Britt Daniel’s stint with alterna-supergroup Divine Fits seems to have left a lasting impression on his other band, Spoon. Like A Thing Called Divine Fits, They Want My Soul benefits from its creators’ steady hands and easy demeanor, a sense that the musicians behind the instruments are confident veterans united by their love of slightly artsy garage rock. That love, which seemed to wane a bit on the otherwise excellent Transference, is rekindled strongly here by the group’s back-to-basics approach, to the point where Daniel and his fellow Texans have not only produced this year’s best rock album, but their most energetic and accomplished effort since 2007’s Ga Ga Ga Ga Ga.
They Want My Soul is both mournful and confessional, its best moments coming when the band members allow themselves to be vulnerable. “Do You” is the kind of swaggering rock single missing from the pensive Transference, but its cocksure guitars and Daniel’s world-weary vocal performance combine to form something far more wistful than its parts would immediately suggest, revealing a song with a guilty pathos beneath its paper-thin bravado. On the synth-punctuated “Inside Out,” the band is more upfront about its humility: “Time gets to start again,” Daniel sings like a man humbled by a second chance, alternately grateful and apologetic as he trades roles with a trickling, desaturated harp over the track’s simple beat. Both of these songs represent some of Spoon’s best work in years, both stripped, angular visions of bittersweet pop-rock that display the band’s minimalist expertise.
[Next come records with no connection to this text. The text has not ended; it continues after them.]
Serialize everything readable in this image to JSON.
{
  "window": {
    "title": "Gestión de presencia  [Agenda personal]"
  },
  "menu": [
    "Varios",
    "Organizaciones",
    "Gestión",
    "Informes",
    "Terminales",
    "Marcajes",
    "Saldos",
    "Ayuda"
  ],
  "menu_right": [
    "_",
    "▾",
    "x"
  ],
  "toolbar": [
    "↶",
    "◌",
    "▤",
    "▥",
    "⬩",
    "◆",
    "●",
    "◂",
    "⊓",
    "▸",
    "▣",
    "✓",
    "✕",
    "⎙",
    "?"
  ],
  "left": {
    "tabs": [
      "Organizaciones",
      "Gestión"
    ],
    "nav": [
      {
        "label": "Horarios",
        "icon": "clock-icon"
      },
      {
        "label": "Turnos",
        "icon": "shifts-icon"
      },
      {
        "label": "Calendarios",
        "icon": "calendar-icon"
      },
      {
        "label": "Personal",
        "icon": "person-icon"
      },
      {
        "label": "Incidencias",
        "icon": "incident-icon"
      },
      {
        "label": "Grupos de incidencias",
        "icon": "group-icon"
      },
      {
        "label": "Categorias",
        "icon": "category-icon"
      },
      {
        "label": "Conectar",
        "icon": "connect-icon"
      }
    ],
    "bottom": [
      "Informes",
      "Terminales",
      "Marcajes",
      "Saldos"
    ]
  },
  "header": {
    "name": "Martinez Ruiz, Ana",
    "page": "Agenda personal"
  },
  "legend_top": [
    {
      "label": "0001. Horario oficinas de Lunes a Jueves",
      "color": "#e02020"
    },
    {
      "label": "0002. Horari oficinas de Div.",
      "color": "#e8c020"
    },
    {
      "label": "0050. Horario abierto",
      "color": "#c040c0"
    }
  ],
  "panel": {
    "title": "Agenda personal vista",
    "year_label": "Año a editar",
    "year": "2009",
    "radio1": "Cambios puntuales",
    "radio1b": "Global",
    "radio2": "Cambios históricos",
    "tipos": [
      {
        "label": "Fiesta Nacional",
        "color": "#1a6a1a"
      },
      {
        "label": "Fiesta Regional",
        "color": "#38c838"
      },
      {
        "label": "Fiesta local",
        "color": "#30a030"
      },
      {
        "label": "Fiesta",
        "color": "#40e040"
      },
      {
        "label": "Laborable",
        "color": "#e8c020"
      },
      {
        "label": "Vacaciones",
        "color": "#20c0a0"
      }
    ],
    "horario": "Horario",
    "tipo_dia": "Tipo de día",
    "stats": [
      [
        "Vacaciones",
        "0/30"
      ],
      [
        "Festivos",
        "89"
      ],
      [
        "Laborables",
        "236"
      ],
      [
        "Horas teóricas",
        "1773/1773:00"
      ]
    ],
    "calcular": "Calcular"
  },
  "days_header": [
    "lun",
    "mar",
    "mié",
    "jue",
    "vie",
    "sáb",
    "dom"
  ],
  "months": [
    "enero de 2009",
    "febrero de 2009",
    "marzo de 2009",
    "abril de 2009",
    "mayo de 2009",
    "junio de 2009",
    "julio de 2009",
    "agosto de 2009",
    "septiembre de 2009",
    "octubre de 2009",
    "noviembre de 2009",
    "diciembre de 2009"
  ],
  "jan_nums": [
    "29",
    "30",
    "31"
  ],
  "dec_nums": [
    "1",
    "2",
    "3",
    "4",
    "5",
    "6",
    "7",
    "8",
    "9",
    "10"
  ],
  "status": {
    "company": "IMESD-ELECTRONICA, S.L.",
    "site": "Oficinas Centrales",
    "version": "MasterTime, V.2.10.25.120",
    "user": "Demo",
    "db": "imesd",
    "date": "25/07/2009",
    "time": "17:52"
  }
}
What really differentiates They Want My Soul from its predecessors, however, is Spoon having finally honed their songwriting abilities to the point where they can retain their pugnacity while still being reverent. It allows them, for example, to randomly dig at the innocuity of Zach Braff’s Garden State in the otherwise straight-faced and businesslike lyrics of “Outlier” without it seeming misplaced, or to indulge in a fun, bluesy evocation like “I Just Don’t Understand” while skillfully avoiding the derivative, Black Keys-esque shibboleths and clichés that usually accompany cheeky barroom-style rock. In short, Spoon has achieved balance in their music, mature enough now as a band to expertly align their trademark raucousness with bouts of sobriety, thoughtfulness, anguish, and what is perhaps a first for the group, contrition.